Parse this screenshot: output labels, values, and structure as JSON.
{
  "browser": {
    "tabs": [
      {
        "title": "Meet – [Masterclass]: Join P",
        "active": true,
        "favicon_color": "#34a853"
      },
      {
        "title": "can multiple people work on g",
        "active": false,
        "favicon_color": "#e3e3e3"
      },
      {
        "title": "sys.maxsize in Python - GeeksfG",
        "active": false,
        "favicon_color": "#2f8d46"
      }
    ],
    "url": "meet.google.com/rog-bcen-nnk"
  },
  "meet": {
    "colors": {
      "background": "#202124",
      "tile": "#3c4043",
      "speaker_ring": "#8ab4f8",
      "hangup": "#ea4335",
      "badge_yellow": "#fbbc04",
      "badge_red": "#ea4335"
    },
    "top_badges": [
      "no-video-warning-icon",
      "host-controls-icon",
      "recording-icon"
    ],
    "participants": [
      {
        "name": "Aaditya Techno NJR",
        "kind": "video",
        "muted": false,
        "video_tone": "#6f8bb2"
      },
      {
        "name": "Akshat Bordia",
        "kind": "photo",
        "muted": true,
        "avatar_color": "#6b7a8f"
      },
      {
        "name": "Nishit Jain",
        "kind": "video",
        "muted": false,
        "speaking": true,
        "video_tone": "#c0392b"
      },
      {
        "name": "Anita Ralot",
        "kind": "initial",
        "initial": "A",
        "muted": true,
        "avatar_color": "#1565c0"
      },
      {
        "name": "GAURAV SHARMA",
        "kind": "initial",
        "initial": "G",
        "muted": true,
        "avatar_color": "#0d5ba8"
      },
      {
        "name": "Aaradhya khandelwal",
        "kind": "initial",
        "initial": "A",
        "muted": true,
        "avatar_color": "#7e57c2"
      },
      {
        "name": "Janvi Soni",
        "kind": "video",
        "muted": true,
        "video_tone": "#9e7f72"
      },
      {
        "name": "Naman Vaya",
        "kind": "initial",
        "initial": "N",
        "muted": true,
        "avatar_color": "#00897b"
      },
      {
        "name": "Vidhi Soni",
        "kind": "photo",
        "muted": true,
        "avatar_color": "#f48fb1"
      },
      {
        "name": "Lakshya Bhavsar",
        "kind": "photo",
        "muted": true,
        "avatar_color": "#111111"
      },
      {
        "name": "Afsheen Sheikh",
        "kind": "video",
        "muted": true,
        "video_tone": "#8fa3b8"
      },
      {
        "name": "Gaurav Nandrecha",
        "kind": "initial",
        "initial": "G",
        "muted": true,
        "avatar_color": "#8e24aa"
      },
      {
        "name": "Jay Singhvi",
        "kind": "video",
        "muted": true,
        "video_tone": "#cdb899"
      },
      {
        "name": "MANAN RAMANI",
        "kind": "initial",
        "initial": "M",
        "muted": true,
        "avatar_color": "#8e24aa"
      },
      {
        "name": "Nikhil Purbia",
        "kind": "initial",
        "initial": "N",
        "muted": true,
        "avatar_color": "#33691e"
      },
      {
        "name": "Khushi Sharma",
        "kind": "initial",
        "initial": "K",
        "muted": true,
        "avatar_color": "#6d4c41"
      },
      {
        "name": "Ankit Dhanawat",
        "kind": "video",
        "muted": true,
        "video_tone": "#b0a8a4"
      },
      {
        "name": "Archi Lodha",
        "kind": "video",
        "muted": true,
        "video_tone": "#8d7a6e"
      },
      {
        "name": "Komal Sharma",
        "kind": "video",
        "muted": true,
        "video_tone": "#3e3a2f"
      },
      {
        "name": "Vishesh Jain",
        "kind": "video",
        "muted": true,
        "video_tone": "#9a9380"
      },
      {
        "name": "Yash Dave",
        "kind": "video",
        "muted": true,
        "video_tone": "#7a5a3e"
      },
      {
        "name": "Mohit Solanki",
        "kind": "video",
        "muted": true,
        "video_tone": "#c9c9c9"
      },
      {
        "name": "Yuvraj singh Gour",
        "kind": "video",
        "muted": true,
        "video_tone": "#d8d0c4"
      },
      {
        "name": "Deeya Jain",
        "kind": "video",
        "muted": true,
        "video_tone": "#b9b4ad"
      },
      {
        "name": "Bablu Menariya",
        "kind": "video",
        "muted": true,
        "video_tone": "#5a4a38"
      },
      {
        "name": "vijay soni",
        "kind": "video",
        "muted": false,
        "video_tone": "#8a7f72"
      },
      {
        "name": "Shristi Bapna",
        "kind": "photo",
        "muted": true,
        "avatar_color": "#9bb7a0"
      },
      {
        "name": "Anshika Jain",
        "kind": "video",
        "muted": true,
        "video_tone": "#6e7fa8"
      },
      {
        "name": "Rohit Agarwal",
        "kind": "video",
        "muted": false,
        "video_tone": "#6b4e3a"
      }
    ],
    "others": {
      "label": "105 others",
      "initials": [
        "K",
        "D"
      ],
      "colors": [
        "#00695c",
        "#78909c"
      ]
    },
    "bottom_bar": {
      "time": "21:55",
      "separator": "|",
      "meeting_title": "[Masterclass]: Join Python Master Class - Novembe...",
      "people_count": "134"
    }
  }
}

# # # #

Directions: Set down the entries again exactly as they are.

Exercise response:
Parse this screenshot: output labels, values, and structure as JSON.
{
  "browser": {
    "tabs": [
      {
        "title": "Meet – [Masterclass]: Join P",
        "active": true,
        "favicon_color": "#34a853"
      },
      {
        "title": "can multiple people work on g",
        "active": false,
        "favicon_color": "#e3e3e3"
      },
      {
        "title": "sys.maxsize in Python - GeeksfG",
        "active": false,
        "favicon_color": "#2f8d46"
      }
    ],
    "url": "meet.google.com/rog-bcen-nnk"
  },
  "meet": {
    "colors": {
      "background": "#202124",
      "tile": "#3c4043",
      "speaker_ring": "#8ab4f8",
      "hangup": "#ea4335",
      "badge_yellow": "#fbbc04",
      "badge_red": "#ea4335"
    },
    "top_badges": [
      "no-video-warning-icon",
      "host-controls-icon",
      "recording-icon"
    ],
    "participants": [
      {
        "name": "Aaditya Techno NJR",
        "kind": "video",
        "muted": false,
        "video_tone": "#6f8bb2"
      },
      {
        "name": "Akshat Bordia",
        "kind": "photo",
        "muted": true,
        "avatar_color": "#6b7a8f"
      },
      {
        "name": "Nishit Jain",
        "kind": "video",
        "muted": false,
        "speaking": true,
        "video_tone": "#c0392b"
      },
      {
        "name": "Anita Ralot",
        "kind": "initial",
        "initial": "A",
        "muted": true,
        "avatar_color": "#1565c0"
      },
      {
        "name": "GAURAV SHARMA",
        "kind": "initial",
        "initial": "G",
        "muted": true,
        "avatar_color": "#0d5ba8"
      },
      {
        "name": "Aaradhya khandelwal",
        "kind": "initial",
        "initial": "A",
        "muted": true,
        "avatar_color": "#7e57c2"
      },
      {
        "name": "Janvi Soni",
        "kind": "video",
        "muted": true,
        "video_tone": "#9e7f72"
      },
      {
        "name": "Naman Vaya",
        "kind": "initial",
        "initial": "N",
        "muted": true,
        "avatar_color": "#00897b"
      },
      {
        "name": "Vidhi Soni",
        "kind": "photo",
        "muted": true,
        "avatar_color": "#f48fb1"
      },
      {
        "name": "Lakshya Bhavsar",
        "kind": "photo",
        "muted": true,
        "avatar_color": "#111111"
      },
      {
        "name": "Afsheen Sheikh",
        "kind": "video",
        "muted": true,
        "video_tone": "#8fa3b8"
      },
      {
        "name": "Gaurav Nandrecha",
        "kind": "initial",
        "initial": "G",
        "muted": true,
        "avatar_color": "#8e24aa"
      },
      {
        "name": "Jay Singhvi",
        "kind": "video",
        "muted": true,
        "video_tone": "#cdb899"
      },
      {
        "name": "MANAN RAMANI",
        "kind": "initial",
        "initial": "M",
        "muted": true,
        "avatar_color": "#8e24aa"
      },
      {
        "name": "Nikhil Purbia",
        "kind": "initial",
        "initial": "N",
        "muted": true,
        "avatar_color": "#33691e"
      },
      {
        "name": "Khushi Sharma",
        "kind": "initial",
        "initial": "K",
        "muted": true,
        "avatar_color": "#6d4c41"
      },
      {
        "name": "Ankit Dhanawat",
        "kind": "video",
        "muted": true,
        "video_tone": "#b0a8a4"
      },
      {
        "name": "Archi Lodha",
        "kind": "video",
        "muted": true,
        "video_tone": "#8d7a6e"
      },
      {
        "name": "Komal Sharma",
        "kind": "video",
        "muted": true,
        "video_tone": "#3e3a2f"
      },
      {
        "name": "Vishesh Jain",
        "kind": "video",
        "muted": true,
        "video_tone": "#9a9380"
      },
      {
        "name": "Yash Dave",
        "kind": "video",
        "muted": true,
        "video_tone": "#7a5a3e"
      },
      {
        "name": "Mohit Solanki",
        "kind": "video",
        "muted": true,
        "video_tone": "#c9c9c9"
      },
      {
        "name": "Yuvraj singh Gour",
        "kind": "video",
        "muted": true,
        "video_tone": "#d8d0c4"
      },
      {
        "name": "Deeya Jain",
        "kind": "video",
        "muted": true,
        "video_tone": "#b9b4ad"
      },
      {
        "name": "Bablu Menariya",
        "kind": "video",
        "muted": true,
        "video_tone": "#5a4a38"
      },
      {
        "name": "vijay soni",
        "kind": "video",
        "muted": false,
        "video_tone": "#8a7f72"
      },
      {
        "name": "Shristi Bapna",
        "kind": "photo",
        "muted": true,
        "avatar_color": "#9bb7a0"
      },
      {
        "name": "Anshika Jain",
        "kind": "video",
        "muted": true,
        "video_tone": "#6e7fa8"
      },
      {
        "name": "Rohit Agarwal",
        "kind": "video",
        "muted": false,
        "video_tone": "#6b4e3a"
      }
    ],
    "others": {
      "label": "105 others",
      "initials": [
        "K",
        "D"
      ],
      "colors": [
        "#00695c",
        "#78909c"
      ]
    },
    "bottom_bar": {
      "time": "21:55",
      "separator": "|",
      "meeting_title": "[Masterclass]: Join Python Master Class - Novembe...",
      "people_count": "134"
    }
  }
}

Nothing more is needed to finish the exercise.